Dataset rows for apps and sites:
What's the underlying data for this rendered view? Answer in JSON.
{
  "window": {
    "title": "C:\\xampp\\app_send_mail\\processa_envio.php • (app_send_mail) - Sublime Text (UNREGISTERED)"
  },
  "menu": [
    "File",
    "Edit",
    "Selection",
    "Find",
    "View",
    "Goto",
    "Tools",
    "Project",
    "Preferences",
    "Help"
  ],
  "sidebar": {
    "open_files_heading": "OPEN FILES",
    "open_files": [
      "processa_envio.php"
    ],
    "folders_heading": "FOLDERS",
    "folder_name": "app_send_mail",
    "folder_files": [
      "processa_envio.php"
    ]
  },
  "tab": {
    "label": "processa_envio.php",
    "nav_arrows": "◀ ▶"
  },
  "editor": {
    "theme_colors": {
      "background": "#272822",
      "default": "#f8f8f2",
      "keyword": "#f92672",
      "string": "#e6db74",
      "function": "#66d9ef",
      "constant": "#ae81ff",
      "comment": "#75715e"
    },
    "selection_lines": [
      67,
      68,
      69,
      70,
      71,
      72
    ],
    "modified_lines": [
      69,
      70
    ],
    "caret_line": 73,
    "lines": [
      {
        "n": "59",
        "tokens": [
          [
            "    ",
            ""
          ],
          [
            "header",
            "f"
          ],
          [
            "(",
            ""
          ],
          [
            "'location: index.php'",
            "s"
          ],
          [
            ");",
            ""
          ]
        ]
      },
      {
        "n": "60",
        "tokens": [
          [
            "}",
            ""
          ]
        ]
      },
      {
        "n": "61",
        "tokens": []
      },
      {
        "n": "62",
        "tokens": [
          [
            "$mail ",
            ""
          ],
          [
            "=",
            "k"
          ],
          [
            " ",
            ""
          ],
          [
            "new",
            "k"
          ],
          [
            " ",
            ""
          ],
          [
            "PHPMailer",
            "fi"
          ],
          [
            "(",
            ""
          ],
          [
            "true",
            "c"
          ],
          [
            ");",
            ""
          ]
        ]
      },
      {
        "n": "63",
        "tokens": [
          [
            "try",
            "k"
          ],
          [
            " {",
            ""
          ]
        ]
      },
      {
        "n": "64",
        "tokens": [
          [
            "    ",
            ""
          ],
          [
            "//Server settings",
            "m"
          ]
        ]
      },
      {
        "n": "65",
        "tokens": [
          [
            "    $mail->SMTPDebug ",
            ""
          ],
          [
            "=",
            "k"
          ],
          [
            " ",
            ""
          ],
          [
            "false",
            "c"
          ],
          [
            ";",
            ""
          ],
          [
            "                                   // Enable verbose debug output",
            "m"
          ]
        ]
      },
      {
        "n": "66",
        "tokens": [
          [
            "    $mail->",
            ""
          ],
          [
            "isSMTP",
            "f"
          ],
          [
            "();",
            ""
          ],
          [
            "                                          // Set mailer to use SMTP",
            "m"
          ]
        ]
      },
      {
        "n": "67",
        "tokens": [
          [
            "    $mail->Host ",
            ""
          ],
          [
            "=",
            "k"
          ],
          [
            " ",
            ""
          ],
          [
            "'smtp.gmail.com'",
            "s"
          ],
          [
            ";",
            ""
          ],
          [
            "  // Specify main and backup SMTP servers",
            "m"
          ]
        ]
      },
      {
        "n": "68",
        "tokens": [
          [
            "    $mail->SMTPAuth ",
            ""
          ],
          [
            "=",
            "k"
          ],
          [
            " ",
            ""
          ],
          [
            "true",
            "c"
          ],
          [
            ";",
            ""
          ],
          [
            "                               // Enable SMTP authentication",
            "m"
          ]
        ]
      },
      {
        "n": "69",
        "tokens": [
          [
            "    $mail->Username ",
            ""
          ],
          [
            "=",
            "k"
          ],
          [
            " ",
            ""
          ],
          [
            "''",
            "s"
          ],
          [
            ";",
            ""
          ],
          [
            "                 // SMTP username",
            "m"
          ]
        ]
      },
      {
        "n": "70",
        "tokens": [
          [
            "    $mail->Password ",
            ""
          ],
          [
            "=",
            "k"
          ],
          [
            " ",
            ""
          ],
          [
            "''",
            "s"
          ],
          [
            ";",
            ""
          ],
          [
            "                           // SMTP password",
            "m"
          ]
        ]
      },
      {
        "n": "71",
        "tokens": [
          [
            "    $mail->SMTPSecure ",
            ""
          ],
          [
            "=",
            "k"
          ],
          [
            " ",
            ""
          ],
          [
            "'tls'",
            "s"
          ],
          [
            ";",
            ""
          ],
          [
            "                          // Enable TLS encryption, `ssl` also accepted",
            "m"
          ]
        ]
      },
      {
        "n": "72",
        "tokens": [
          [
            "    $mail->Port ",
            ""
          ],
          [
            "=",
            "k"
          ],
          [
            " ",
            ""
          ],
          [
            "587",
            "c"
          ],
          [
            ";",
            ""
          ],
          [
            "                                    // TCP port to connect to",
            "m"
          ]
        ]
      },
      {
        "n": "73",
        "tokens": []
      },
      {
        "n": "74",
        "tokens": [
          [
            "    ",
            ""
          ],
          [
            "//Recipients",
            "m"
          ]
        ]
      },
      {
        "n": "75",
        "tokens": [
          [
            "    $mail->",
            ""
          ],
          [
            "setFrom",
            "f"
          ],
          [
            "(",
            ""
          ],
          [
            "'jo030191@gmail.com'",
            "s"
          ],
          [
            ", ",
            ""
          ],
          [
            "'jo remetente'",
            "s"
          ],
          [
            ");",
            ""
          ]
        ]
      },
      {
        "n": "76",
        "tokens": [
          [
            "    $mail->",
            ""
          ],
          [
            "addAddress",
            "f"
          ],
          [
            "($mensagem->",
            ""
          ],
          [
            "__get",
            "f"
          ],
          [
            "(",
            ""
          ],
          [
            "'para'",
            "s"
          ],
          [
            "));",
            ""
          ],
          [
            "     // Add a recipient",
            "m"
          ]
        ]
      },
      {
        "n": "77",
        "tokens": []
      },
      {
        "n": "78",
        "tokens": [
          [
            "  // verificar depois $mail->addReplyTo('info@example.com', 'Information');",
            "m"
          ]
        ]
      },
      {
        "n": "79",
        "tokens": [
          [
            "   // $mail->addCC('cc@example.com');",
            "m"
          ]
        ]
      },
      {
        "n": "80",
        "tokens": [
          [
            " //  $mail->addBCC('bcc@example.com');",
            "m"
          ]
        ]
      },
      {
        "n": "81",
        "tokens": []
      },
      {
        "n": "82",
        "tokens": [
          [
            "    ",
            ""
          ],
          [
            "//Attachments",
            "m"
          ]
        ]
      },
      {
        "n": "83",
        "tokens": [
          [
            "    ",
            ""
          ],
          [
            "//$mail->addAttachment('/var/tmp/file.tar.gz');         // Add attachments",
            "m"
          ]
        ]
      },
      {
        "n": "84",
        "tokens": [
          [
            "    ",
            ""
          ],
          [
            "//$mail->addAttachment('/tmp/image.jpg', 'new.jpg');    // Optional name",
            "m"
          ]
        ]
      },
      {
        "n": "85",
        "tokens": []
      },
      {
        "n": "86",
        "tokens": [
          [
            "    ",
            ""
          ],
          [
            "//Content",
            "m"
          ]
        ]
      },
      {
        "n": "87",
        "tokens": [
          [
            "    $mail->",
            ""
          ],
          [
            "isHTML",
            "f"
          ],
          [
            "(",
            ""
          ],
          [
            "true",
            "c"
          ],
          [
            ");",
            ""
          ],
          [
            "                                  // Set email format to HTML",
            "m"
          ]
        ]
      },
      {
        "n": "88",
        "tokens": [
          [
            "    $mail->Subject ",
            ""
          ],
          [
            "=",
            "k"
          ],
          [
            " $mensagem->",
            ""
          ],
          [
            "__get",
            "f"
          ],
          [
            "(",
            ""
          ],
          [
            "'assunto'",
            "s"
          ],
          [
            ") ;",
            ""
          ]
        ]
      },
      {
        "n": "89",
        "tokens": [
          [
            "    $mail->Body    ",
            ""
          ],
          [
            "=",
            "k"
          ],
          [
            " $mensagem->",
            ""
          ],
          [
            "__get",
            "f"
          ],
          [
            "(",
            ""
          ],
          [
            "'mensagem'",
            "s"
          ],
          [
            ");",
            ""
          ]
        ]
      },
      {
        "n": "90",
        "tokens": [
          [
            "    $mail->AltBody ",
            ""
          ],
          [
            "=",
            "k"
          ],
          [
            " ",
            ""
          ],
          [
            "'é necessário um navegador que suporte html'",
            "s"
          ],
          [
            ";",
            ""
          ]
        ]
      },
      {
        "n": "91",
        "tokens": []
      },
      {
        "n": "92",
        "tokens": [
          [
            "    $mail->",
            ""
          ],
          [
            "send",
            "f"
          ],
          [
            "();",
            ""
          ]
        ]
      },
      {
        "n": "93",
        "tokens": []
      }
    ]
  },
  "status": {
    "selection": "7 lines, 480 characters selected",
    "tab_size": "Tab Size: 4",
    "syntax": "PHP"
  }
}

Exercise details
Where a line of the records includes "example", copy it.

Task output
            "  // verificar depois $mail->addReplyTo('info@example.com', 'Information');",
            "   // $mail->addCC('cc@example.com');",
            " //  $mail->addBCC('bcc@example.com');",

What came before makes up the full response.